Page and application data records
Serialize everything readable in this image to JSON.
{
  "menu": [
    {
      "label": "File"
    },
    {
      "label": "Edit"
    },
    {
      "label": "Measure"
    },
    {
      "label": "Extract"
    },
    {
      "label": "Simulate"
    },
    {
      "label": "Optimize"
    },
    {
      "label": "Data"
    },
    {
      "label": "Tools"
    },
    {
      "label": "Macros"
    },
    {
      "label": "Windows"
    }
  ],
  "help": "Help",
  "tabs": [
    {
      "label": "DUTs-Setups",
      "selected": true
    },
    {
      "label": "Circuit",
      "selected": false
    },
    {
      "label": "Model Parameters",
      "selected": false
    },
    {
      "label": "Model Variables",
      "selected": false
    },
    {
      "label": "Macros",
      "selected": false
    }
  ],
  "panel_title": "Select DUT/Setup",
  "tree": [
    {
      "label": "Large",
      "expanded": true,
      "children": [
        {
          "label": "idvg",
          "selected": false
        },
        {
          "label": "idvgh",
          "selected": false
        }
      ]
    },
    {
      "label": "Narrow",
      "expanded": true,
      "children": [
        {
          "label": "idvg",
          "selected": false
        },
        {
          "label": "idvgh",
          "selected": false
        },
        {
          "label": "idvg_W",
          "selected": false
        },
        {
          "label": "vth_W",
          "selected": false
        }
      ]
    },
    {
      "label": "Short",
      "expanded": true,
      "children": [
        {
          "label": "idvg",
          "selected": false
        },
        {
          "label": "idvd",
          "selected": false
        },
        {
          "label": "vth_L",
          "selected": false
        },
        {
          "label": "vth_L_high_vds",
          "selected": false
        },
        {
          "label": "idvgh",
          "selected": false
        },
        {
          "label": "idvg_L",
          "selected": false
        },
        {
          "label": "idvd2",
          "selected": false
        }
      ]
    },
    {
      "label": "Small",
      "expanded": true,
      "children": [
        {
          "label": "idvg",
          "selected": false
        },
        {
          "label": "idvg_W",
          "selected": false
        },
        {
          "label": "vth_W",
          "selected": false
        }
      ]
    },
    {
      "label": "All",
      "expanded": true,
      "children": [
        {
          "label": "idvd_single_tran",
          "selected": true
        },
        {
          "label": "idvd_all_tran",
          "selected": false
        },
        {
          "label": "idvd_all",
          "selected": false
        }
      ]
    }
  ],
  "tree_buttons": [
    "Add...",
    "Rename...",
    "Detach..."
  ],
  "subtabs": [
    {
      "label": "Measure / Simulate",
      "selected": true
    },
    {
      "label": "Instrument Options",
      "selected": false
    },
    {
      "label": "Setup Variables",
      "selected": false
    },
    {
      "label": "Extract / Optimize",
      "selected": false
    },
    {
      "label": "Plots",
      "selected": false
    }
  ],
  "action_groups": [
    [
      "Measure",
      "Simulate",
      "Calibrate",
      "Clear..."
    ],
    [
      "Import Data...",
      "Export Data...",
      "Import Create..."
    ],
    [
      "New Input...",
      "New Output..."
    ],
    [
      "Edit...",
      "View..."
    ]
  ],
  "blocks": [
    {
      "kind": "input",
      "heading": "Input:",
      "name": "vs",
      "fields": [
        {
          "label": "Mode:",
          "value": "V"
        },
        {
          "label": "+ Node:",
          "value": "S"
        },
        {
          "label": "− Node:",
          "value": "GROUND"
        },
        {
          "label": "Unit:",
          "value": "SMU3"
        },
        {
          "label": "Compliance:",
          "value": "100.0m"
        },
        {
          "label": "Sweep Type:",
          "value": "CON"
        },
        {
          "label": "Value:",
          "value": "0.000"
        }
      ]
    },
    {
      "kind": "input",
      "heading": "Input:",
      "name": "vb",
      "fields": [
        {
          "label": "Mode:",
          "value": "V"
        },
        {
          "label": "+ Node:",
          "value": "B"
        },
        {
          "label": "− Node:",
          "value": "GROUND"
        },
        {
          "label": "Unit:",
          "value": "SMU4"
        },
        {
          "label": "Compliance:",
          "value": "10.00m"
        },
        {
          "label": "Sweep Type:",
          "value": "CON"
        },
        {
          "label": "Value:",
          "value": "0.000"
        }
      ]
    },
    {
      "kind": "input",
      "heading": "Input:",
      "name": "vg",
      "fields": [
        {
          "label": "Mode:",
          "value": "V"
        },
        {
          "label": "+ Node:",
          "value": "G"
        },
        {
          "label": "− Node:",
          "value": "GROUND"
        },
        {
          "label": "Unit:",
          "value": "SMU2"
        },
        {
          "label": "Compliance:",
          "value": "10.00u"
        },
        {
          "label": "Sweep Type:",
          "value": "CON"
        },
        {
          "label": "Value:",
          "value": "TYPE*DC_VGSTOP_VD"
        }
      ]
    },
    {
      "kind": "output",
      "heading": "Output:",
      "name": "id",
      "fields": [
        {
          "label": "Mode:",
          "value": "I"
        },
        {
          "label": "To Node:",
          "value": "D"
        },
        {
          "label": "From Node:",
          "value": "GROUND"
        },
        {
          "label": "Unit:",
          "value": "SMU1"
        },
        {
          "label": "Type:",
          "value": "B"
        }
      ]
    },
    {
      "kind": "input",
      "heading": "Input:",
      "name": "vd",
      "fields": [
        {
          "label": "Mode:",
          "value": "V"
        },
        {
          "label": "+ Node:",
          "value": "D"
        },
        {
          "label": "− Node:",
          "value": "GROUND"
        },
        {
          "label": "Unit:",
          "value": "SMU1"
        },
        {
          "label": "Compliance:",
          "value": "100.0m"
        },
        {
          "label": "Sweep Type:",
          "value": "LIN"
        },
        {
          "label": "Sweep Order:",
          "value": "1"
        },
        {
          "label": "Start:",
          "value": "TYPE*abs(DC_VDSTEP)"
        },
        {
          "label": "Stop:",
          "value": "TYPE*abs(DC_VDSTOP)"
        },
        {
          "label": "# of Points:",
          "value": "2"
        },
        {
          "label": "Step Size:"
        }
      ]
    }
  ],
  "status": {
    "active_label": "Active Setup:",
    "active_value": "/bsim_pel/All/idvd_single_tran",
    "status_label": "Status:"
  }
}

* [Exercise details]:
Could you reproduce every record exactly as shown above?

* [Exercise response]:
Serialize everything readable in this image to JSON.
{
  "menu": [
    {
      "label": "File"
    },
    {
      "label": "Edit"
    },
    {
      "label": "Measure"
    },
    {
      "label": "Extract"
    },
    {
      "label": "Simulate"
    },
    {
      "label": "Optimize"
    },
    {
      "label": "Data"
    },
    {
      "label": "Tools"
    },
    {
      "label": "Macros"
    },
    {
      "label": "Windows"
    }
  ],
  "help": "Help",
  "tabs": [
    {
      "label": "DUTs-Setups",
      "selected": true
    },
    {
      "label": "Circuit",
      "selected": false
    },
    {
      "label": "Model Parameters",
      "selected": false
    },
    {
      "label": "Model Variables",
      "selected": false
    },
    {
      "label": "Macros",
      "selected": false
    }
  ],
  "panel_title": "Select DUT/Setup",
  "tree": [
    {
      "label": "Large",
      "expanded": true,
      "children": [
        {
          "label": "idvg",
          "selected": false
        },
        {
          "label": "idvgh",
          "selected": false
        }
      ]
    },
    {
      "label": "Narrow",
      "expanded": true,
      "children": [
        {
          "label": "idvg",
          "selected": false
        },
        {
          "label": "idvgh",
          "selected": false
        },
        {
          "label": "idvg_W",
          "selected": false
        },
        {
          "label": "vth_W",
          "selected": false
        }
      ]
    },
    {
      "label": "Short",
      "expanded": true,
      "children": [
        {
          "label": "idvg",
          "selected": false
        },
        {
          "label": "idvd",
          "selected": false
        },
        {
          "label": "vth_L",
          "selected": false
        },
        {
          "label": "vth_L_high_vds",
          "selected": false
        },
        {
          "label": "idvgh",
          "selected": false
        },
        {
          "label": "idvg_L",
          "selected": false
        },
        {
          "label": "idvd2",
          "selected": false
        }
      ]
    },
    {
      "label": "Small",
      "expanded": true,
      "children": [
        {
          "label": "idvg",
          "selected": false
        },
        {
          "label": "idvg_W",
          "selected": false
        },
        {
          "label": "vth_W",
          "selected": false
        }
      ]
    },
    {
      "label": "All",
      "expanded": true,
      "children": [
        {
          "label": "idvd_single_tran",
          "selected": true
        },
        {
          "label": "idvd_all_tran",
          "selected": false
        },
        {
          "label": "idvd_all",
          "selected": false
        }
      ]
    }
  ],
  "tree_buttons": [
    "Add...",
    "Rename...",
    "Detach..."
  ],
  "subtabs": [
    {
      "label": "Measure / Simulate",
      "selected": true
    },
    {
      "label": "Instrument Options",
      "selected": false
    },
    {
      "label": "Setup Variables",
      "selected": false
    },
    {
      "label": "Extract / Optimize",
      "selected": false
    },
    {
      "label": "Plots",
      "selected": false
    }
  ],
  "action_groups": [
    [
      "Measure",
      "Simulate",
      "Calibrate",
      "Clear..."
    ],
    [
      "Import Data...",
      "Export Data...",
      "Import Create..."
    ],
    [
      "New Input...",
      "New Output..."
    ],
    [
      "Edit...",
      "View..."
    ]
  ],
  "blocks": [
    {
      "kind": "input",
      "heading": "Input:",
      "name": "vs",
      "fields": [
        {
          "label": "Mode:",
          "value": "V"
        },
        {
          "label": "+ Node:",
          "value": "S"
        },
        {
          "label": "− Node:",
          "value": "GROUND"
        },
        {
          "label": "Unit:",
          "value": "SMU3"
        },
        {
          "label": "Compliance:",
          "value": "100.0m"
        },
        {
          "label": "Sweep Type:",
          "value": "CON"
        },
        {
          "label": "Value:",
          "value": "0.000"
        }
      ]
    },
    {
      "kind": "input",
      "heading": "Input:",
      "name": "vb",
      "fields": [
        {
          "label": "Mode:",
          "value": "V"
        },
        {
          "label": "+ Node:",
          "value": "B"
        },
        {
          "label": "− Node:",
          "value": "GROUND"
        },
        {
          "label": "Unit:",
          "value": "SMU4"
        },
        {
          "label": "Compliance:",
          "value": "10.00m"
        },
        {
          "label": "Sweep Type:",
          "value": "CON"
        },
        {
          "label": "Value:",
          "value": "0.000"
        }
      ]
    },
    {
      "kind": "input",
      "heading": "Input:",
      "name": "vg",
      "fields": [
        {
          "label": "Mode:",
          "value": "V"
        },
        {
          "label": "+ Node:",
          "value": "G"
        },
        {
          "label": "− Node:",
          "value": "GROUND"
        },
        {
          "label": "Unit:",
          "value": "SMU2"
        },
        {
          "label": "Compliance:",
          "value": "10.00u"
        },
        {
          "label": "Sweep Type:",
          "value": "CON"
        },
        {
          "label": "Value:",
          "value": "TYPE*DC_VGSTOP_VD"
        }
      ]
    },
    {
      "kind": "output",
      "heading": "Output:",
      "name": "id",
      "fields": [
        {
          "label": "Mode:",
          "value": "I"
        },
        {
          "label": "To Node:",
          "value": "D"
        },
        {
          "label": "From Node:",
          "value": "GROUND"
        },
        {
          "label": "Unit:",
          "value": "SMU1"
        },
        {
          "label": "Type:",
          "value": "B"
        }
      ]
    },
    {
      "kind": "input",
      "heading": "Input:",
      "name": "vd",
      "fields": [
        {
          "label": "Mode:",
          "value": "V"
        },
        {
          "label": "+ Node:",
          "value": "D"
        },
        {
          "label": "− Node:",
          "value": "GROUND"
        },
        {
          "label": "Unit:",
          "value": "SMU1"
        },
        {
          "label": "Compliance:",
          "value": "100.0m"
        },
        {
          "label": "Sweep Type:",
          "value": "LIN"
        },
        {
          "label": "Sweep Order:",
          "value": "1"
        },
        {
          "label": "Start:",
          "value": "TYPE*abs(DC_VDSTEP)"
        },
        {
          "label": "Stop:",
          "value": "TYPE*abs(DC_VDSTOP)"
        },
        {
          "label": "# of Points:",
          "value": "2"
        },
        {
          "label": "Step Size:"
        }
      ]
    }
  ],
  "status": {
    "active_label": "Active Setup:",
    "active_value": "/bsim_pel/All/idvd_single_tran",
    "status_label": "Status:"
  }
}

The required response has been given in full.